TRY IT:
Images do not belong in the copy. Set down all the entries exactly.

Stored entries:
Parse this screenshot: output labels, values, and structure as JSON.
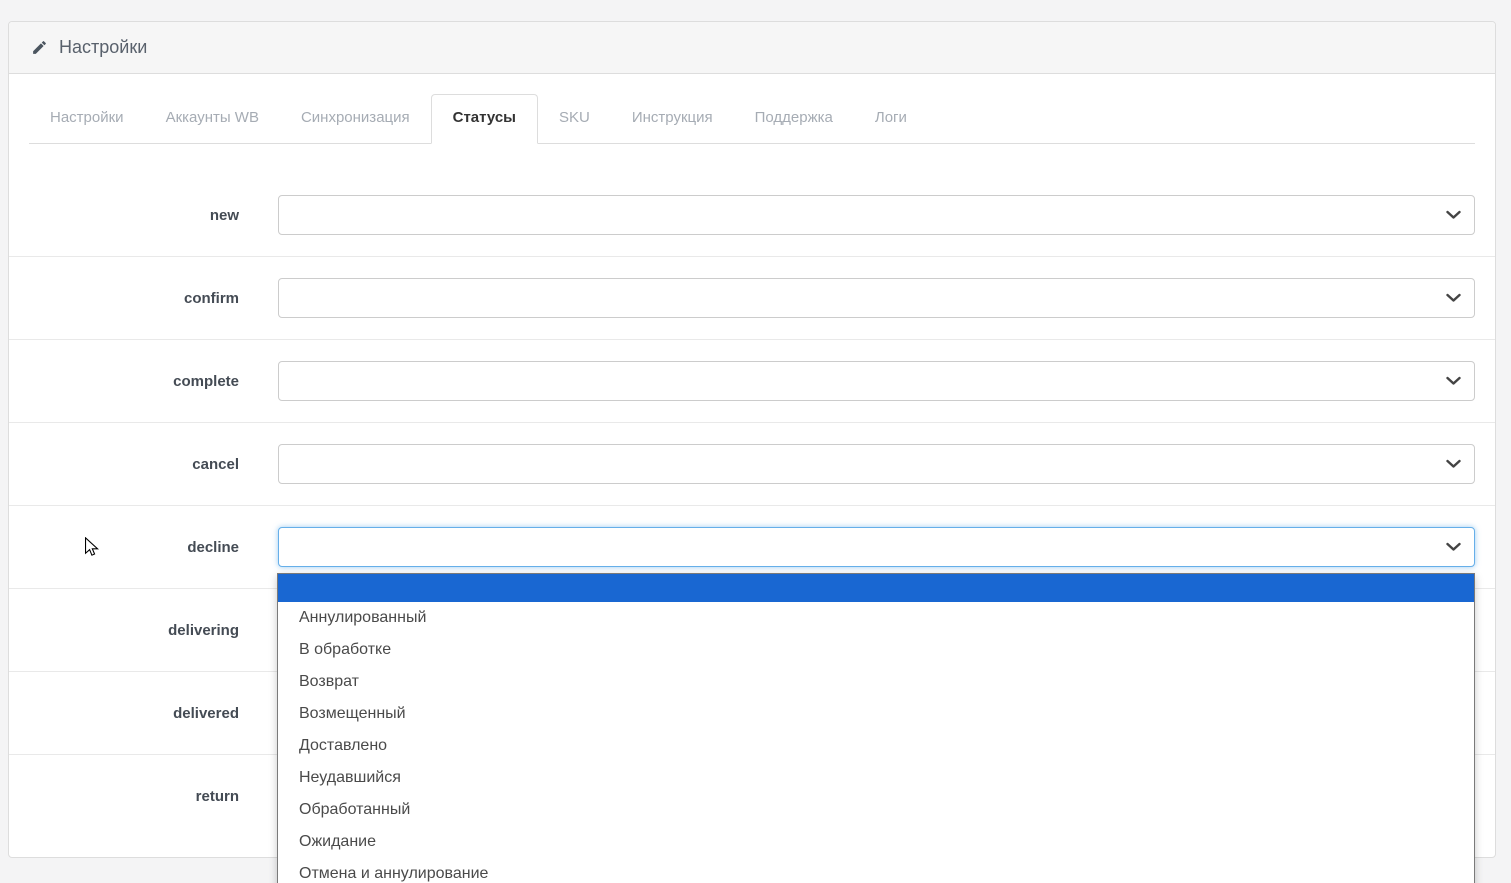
{
  "header": {
    "title": "Настройки",
    "icon": "pencil-icon"
  },
  "tabs": [
    {
      "name": "settings",
      "label": "Настройки",
      "active": false
    },
    {
      "name": "accounts-wb",
      "label": "Аккаунты WB",
      "active": false
    },
    {
      "name": "synchronization",
      "label": "Синхронизация",
      "active": false
    },
    {
      "name": "statuses",
      "label": "Статусы",
      "active": true
    },
    {
      "name": "sku",
      "label": "SKU",
      "active": false
    },
    {
      "name": "instruction",
      "label": "Инструкция",
      "active": false
    },
    {
      "name": "support",
      "label": "Поддержка",
      "active": false
    },
    {
      "name": "logs",
      "label": "Логи",
      "active": false
    }
  ],
  "form": {
    "rows": [
      {
        "label": "new",
        "value": "",
        "focused": false,
        "dropdown_open": false
      },
      {
        "label": "confirm",
        "value": "",
        "focused": false,
        "dropdown_open": false
      },
      {
        "label": "complete",
        "value": "",
        "focused": false,
        "dropdown_open": false
      },
      {
        "label": "cancel",
        "value": "",
        "focused": false,
        "dropdown_open": false
      },
      {
        "label": "decline",
        "value": "",
        "focused": true,
        "dropdown_open": true
      },
      {
        "label": "delivering",
        "value": "",
        "focused": false,
        "dropdown_open": false
      },
      {
        "label": "delivered",
        "value": "",
        "focused": false,
        "dropdown_open": false
      },
      {
        "label": "return",
        "value": "",
        "focused": false,
        "dropdown_open": false
      }
    ]
  },
  "dropdown": {
    "selected_value": "",
    "options": [
      "Аннулированный",
      "В обработке",
      "Возврат",
      "Возмещенный",
      "Доставлено",
      "Неудавшийся",
      "Обработанный",
      "Ожидание",
      "Отмена и аннулирование"
    ]
  },
  "colors": {
    "highlight_blue": "#1967d2",
    "focus_border": "#66afe9",
    "panel_border": "#dddddd",
    "tab_inactive": "#a6acb4",
    "heading_text": "#59616c"
  }
}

SOLVED EXERCISE:
Parse this screenshot: output labels, values, and structure as JSON.
{
  "header": {
    "title": "Настройки",
    "icon": "pencil-icon"
  },
  "tabs": [
    {
      "name": "settings",
      "label": "Настройки",
      "active": false
    },
    {
      "name": "accounts-wb",
      "label": "Аккаунты WB",
      "active": false
    },
    {
      "name": "synchronization",
      "label": "Синхронизация",
      "active": false
    },
    {
      "name": "statuses",
      "label": "Статусы",
      "active": true
    },
    {
      "name": "sku",
      "label": "SKU",
      "active": false
    },
    {
      "name": "instruction",
      "label": "Инструкция",
      "active": false
    },
    {
      "name": "support",
      "label": "Поддержка",
      "active": false
    },
    {
      "name": "logs",
      "label": "Логи",
      "active": false
    }
  ],
  "form": {
    "rows": [
      {
        "label": "new",
        "value": "",
        "focused": false,
        "dropdown_open": false
      },
      {
        "label": "confirm",
        "value": "",
        "focused": false,
        "dropdown_open": false
      },
      {
        "label": "complete",
        "value": "",
        "focused": false,
        "dropdown_open": false
      },
      {
        "label": "cancel",
        "value": "",
        "focused": false,
        "dropdown_open": false
      },
      {
        "label": "decline",
        "value": "",
        "focused": true,
        "dropdown_open": true
      },
      {
        "label": "delivering",
        "value": "",
        "focused": false,
        "dropdown_open": false
      },
      {
        "label": "delivered",
        "value": "",
        "focused": false,
        "dropdown_open": false
      },
      {
        "label": "return",
        "value": "",
        "focused": false,
        "dropdown_open": false
      }
    ]
  },
  "dropdown": {
    "selected_value": "",
    "options": [
      "Аннулированный",
      "В обработке",
      "Возврат",
      "Возмещенный",
      "Доставлено",
      "Неудавшийся",
      "Обработанный",
      "Ожидание",
      "Отмена и аннулирование"
    ]
  },
  "colors": {
    "highlight_blue": "#1967d2",
    "focus_border": "#66afe9",
    "panel_border": "#dddddd",
    "tab_inactive": "#a6acb4",
    "heading_text": "#59616c"
  }
}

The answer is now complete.